Judge refuses to talk up any players, including Daniel Jones
Tuesday, February 25: At the combine, Giants head coach Joe Judge and general manager Dave Gettleman spoke to the media. After refusing to name-drop second-year quarterback Daniel Jones during his introductory presser earlier this offseason, Judge once again declined to provide the Giants beat reporters a fluffy quote they could turn into a headline — this later led to a “will the Giants trade Daniel Jones” headline or two — and speculation that Judge could be interested in a changing of guard at the position. We can end that speculation now., the key takeaway from what Judge said is that every Giants player will enter 2020 with a clean slate — there is no value in leaning on anything that happened during the 2019 season or before that. Instead of talking up several players for the next several months, Judge has opted to stay quiet, in hopes that he can provide a true even playing field for the 2020 roster when offseason workouts begin later this offseason. The Giants brought back Gettleman — the same general manager who fell in “full bloom love” with Jones before turning the keys over to the quarterback in Week 3 of his rookie season. Jones went on to nearly eclipse the rookie single-season touchdowns record despite missing multiple games with a high-ankle sprain. That’s all you need to know.
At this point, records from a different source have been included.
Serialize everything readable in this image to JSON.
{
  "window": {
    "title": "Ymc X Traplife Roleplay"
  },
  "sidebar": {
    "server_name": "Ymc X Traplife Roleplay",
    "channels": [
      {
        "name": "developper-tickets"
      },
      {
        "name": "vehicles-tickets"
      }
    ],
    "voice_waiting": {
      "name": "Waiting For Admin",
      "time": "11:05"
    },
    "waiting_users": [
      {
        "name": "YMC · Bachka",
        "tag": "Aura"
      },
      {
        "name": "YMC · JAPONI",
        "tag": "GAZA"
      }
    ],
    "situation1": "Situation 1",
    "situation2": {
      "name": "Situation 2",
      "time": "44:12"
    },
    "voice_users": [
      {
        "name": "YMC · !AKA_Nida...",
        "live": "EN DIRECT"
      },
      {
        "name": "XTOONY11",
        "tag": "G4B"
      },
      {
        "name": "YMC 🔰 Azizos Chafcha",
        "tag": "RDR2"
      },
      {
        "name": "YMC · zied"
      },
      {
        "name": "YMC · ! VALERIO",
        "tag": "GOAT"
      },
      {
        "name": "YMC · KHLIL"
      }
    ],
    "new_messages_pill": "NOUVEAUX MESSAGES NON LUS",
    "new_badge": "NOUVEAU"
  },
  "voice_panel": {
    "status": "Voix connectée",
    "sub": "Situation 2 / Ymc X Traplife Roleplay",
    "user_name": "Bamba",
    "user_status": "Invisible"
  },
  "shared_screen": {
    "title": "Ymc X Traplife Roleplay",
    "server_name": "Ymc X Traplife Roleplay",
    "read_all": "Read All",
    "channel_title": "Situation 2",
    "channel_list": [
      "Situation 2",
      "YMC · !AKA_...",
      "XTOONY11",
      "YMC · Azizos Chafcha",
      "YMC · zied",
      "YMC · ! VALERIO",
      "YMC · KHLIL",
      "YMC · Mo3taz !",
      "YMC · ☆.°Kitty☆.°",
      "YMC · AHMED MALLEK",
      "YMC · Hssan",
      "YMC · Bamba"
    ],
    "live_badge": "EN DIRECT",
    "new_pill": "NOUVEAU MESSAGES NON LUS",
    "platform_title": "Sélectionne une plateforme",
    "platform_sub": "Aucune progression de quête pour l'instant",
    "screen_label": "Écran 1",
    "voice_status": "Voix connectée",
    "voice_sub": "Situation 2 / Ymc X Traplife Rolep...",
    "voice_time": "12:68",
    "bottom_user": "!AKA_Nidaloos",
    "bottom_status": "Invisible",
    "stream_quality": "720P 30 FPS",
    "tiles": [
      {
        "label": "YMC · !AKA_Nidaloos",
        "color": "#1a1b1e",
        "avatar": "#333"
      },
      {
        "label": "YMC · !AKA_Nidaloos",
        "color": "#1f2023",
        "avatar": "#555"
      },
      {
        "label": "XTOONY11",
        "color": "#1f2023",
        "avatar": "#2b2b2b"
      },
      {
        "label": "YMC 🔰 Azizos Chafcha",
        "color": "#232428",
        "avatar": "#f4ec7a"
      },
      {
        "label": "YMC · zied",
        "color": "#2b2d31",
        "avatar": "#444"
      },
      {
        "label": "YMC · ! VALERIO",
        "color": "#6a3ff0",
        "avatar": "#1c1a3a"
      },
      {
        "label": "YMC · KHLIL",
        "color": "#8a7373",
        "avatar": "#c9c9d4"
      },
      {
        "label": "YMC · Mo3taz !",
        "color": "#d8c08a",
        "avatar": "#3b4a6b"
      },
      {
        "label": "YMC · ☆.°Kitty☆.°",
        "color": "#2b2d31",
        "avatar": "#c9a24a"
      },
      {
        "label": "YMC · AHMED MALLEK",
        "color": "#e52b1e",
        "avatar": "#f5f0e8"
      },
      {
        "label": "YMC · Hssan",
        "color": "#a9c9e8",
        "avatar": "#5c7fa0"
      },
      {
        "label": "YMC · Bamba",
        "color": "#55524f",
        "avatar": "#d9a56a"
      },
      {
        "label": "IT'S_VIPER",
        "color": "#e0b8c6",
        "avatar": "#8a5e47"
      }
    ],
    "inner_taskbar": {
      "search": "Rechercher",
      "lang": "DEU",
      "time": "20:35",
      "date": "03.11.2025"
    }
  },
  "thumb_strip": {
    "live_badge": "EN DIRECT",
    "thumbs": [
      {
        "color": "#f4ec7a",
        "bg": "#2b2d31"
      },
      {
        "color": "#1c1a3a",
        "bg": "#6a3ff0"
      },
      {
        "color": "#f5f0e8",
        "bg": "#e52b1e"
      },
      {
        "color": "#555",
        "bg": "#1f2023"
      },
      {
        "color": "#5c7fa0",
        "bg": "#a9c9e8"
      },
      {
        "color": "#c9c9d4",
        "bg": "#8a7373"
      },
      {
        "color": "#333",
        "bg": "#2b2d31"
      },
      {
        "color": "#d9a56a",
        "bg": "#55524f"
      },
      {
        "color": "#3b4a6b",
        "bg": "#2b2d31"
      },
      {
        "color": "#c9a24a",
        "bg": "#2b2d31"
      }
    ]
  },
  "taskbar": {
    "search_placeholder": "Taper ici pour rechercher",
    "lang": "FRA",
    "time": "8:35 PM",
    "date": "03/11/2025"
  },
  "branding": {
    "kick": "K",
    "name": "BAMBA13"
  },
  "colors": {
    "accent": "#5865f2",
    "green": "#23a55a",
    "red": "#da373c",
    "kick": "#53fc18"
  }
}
Could Witten reunite with Garrett on the Giants?
Tuesday, February 18: Although some expected future Hall of Fame tight end Jason Witten to retire this offseason, it doesn’t appear that he’s ready to hang up his cleats just yet. As , Witten realizes that his time with the Cowboys might be over, but that doesn’t mean the end of his career. The next question people might ask is where Witten might play and we can’t think of an easier transition for him than to reunite with his champion — the man partially responsible for talking him out of retirement — Jason Garrett. In 2020, Garrett will serve as the Giants’ offensive coordinator. The team has been searching (and failing; see: Rhett Ellison) to find an inline tight end to compliment move tight end Evan Engram for a while now. Witten could be a short-term solution.
Leonard Williams reaches out to Richard Seymour
Tuesday, February 18: Williams and NFL legend Richard Seymour have in common the fact that they are both interior defensive linemen who were tasked by their respective teams with more pass-rushing responsibilities than your normal interior defensive lineman. The difference? Seymour did an excellent job of actually getting to the quarterback and converting pressure (hits, hurries) into sacks during his career and Williams has struggled in that regard.this offseason to help him alter the trajectory of his career. Williams is still just 25 years old.